Excess carbohydrates in a normoxic environment is maladaptive, as I’ve pointed out in the past in my energy and structure blog posts, carbohydrates are a primitive fuel source this is why high-level organisms utilize fatty acids for their basal metabolism unless the situation is such that they are in a hypoxic environment. Even in naked mole rats although serum levels of thyroid hormones are low, ultrastructurally (cellular and tissue level) there is increased secretion of the hormones.
One of the functions of thyroid hormones is to orchestrate “form”, what this means is that through very carefully controlled fluctuations in cellular respiration you can change the phenotype of a cell, you can also kill cells with thyroid hormones which is part of their function as well in organisms that go through metamorphosis. For example, in tadpoles as the frog develops thyroid hormones increase to supraphysiological levels at the posterior-proximal junction of the tadpole tail, ROS and autophagy increases and the tail essentially cauterizes off.
Thyroid hormones are a necessary to “keep form”, thyroid hormones activate during carbohydrate/hypoxic situations in order to keep the cells utilizing carbohydrates from degenerating into more primitive cell types, for example, cancer. When this mechanism fails, for any number of reasons, whether it be fueling the basal metabolism with primitive energy substrates, external hypoxia, internal hypoxia from antimetabolic compounds, at the end of the day thyroid hormones help to maintain “form”, structure, and function. In a very real sense not only is thyroid hormone catabolic, it is protective and can be better classified as a stress hormone. It is an organizer.
One of the things that happens during Paleo style diets with all the PUFA, nuts, antinutrients, excess protein, etc., is that all of these things have an inhibiting effect on respiration. While serum levels of thyroid hormones fall, it is only because ultrastructural levels of thyroid hormone increase, that is, more is being used than can be produced, hence the nuclear blast of unsavory symptoms.
So your last point:
“This was the main reason I always steered clear of ketogenic diets. What do you make of that? Could it be simply the cumulative inhibitory effect of PUFA, since these people were probably not discriminating againsts those fat sources? Could it be the compounding of these diets + exercise that causes this? Excessive protein elevating cortisol and that in turn suppressing thyroid function?”
You hit the nail on the head exactly. Lower serum = higher ultrastructural levels = emergency = maintaining form because of the hypoxia induced from Paleo style diets is more important than thermoregulation. Your physiology is redirecting ATP and H+ pools to maintain form to survive verses cozy metabolically generated warmth.
Saturated fat does not do this. I steer clear of ketosis. Ketones are a symptom of hypoxia. We are indeed omnivores, glucose is essential for optimal health, people who say well, we have gluconeogenesis and ketones aren’t thinking about things in the broader context. It’s like, we have those pathways as evidence that yes, some glucose is required and probably optimal, we do not have the high output gluconeogenic pathways that true carnivores have.
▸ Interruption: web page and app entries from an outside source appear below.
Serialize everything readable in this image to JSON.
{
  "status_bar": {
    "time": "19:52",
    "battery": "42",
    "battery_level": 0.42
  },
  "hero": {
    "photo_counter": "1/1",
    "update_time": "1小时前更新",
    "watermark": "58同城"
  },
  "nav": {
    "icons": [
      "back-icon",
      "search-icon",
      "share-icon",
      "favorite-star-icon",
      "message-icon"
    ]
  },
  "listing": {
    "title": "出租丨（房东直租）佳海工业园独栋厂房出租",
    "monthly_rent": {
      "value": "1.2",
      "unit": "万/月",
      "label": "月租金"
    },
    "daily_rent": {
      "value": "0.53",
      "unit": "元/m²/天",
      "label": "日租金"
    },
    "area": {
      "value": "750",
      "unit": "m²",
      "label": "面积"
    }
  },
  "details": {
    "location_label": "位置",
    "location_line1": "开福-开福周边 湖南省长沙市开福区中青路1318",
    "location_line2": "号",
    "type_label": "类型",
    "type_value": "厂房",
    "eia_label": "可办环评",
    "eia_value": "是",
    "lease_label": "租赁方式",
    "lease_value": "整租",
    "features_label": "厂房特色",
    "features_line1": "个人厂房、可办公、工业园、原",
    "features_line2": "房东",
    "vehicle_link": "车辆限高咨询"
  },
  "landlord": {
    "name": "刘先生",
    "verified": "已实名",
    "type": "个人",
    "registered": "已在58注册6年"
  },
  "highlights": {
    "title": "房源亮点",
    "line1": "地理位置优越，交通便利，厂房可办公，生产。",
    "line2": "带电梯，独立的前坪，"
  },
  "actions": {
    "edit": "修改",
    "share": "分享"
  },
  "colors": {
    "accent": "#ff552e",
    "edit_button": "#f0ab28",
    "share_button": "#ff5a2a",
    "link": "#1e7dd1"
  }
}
And when are those pathways active? Hmmm.
I hope that that answers at least part of your question. Ask any follow up questions and I’ll be sure to address them. This is a good topic.
Aside: One of the interesting things to look at is that RPF folks can sometimes initially loose weight, that is a function of elevated thyroid hormones trying to rescue the metabolism, but if they continue and ignore all shitty symptoms all of the sudden they blow the fuck up whether it is weight gain or worsening problems such as panic attacks, helplessness, social avoidance, etc. These of course are all symptoms of hypoxia … unless they start taking thyroid hormone. I prefer the advice “… let us avoid the problem to begin with …” the situation with the folks on the RPF is first physiological then pathological. Yikes.